Should You Call the Hotline if a Child’s Parents are Addicted to Opiates?


If a child’s parents are addicted to opiates, this does not necessarily mean that Child Protective Services should be called. CPS conducts investigations to determine whether a child is in immediate danger.


When a call is placed about a child’s parents abusing alcohol, using, or selling drugs, CPS intake staff will usually ask “How has this use harmed the child or caused imminent danger of harm and how do you know?” If the caller only knows that the parent is using, CPS may ask them to gather more information about how the child is being harmed.


In the case that there is no information to support an allegation that the child has been harmed (or is in imminent danger of harm) in a way that has been observed and can be described, CPS would suggest a referral to a community agency for primary prevention.





Someone who is legally responsible for a child.


In Depth:


Who Do Hotline Reports Come From?


Outcomes of Reporting System in Monroe County:


While 69% of our registered reports of suspected child abuse and neglect come from mandated reporters, 31% came from voluntary reporters including concerned citizens, neighbors, and relatives. This distribution of sources of reports further emphasizes that the protection of children depends on a shared responsibility by mandated reporters, concerned citizens and relatives, and us (CPS). We can take action only if you call with information that can be registered as a report. We want to build and maintain good relationships with you and share information about how well our reporting system is working in Monroe County. Table 1 shows the source of reports of suspected child abuse and neglect from Hotline calls. As you can see, more than half of all calls received can’t be registered as a report or investigated by us because they don’t meet the five criteria as specified by state law. In addition, after our investigation, only 25% of those registered reports actually result in a finding of child abuse and neglect (are indicated). The staff resources that we utilize to investigate all the reports that turn out to be unfounded result in decreased staff time and resources that would otherwise be used to focus on helping the children who are experiencing abuse and neglect.
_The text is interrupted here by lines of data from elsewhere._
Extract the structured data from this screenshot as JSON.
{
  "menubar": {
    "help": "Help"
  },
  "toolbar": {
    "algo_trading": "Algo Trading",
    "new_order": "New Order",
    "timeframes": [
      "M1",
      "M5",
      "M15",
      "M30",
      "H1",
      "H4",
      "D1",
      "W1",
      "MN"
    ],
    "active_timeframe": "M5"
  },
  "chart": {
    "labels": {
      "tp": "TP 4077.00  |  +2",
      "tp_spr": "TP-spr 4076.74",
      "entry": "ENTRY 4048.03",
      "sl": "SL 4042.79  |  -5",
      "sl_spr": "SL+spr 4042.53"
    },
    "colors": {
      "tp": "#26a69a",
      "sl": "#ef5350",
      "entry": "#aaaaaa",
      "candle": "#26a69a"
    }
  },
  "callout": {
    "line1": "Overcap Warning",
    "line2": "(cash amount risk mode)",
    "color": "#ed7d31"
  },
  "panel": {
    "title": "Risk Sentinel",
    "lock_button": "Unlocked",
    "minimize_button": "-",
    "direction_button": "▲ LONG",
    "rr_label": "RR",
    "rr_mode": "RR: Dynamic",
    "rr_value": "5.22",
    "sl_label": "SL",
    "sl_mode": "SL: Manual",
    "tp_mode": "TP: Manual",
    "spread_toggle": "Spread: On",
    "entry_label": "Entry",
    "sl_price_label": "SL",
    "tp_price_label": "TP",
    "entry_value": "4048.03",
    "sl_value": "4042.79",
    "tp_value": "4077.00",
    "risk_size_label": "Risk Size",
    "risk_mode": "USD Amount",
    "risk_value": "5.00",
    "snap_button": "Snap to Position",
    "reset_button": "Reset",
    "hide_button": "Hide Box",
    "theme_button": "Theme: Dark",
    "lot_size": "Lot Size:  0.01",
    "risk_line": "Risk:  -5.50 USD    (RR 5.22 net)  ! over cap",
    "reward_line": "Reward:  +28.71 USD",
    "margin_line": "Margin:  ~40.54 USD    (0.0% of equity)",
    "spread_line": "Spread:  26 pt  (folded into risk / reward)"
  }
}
TABLE 1. Source of Reports of Suspected Child Abuse and Neglect from Hotline calls – Monroe County 2016




Source of Calls



% of total reports received (7,904)



Mandated Reporters






  A. Health Care Providers






  B. Law Enforcement






  C. Education Providers






  D. Child Care Providers






  E. Health and Human Services Providers






Voluntary Reporters – Concerned Citizens and Relatives





Source: Monroe County Child Protective Services, Department of Health and Human Services—based on Year 2002 Reports. Total number of calls registered = 5967



Details from: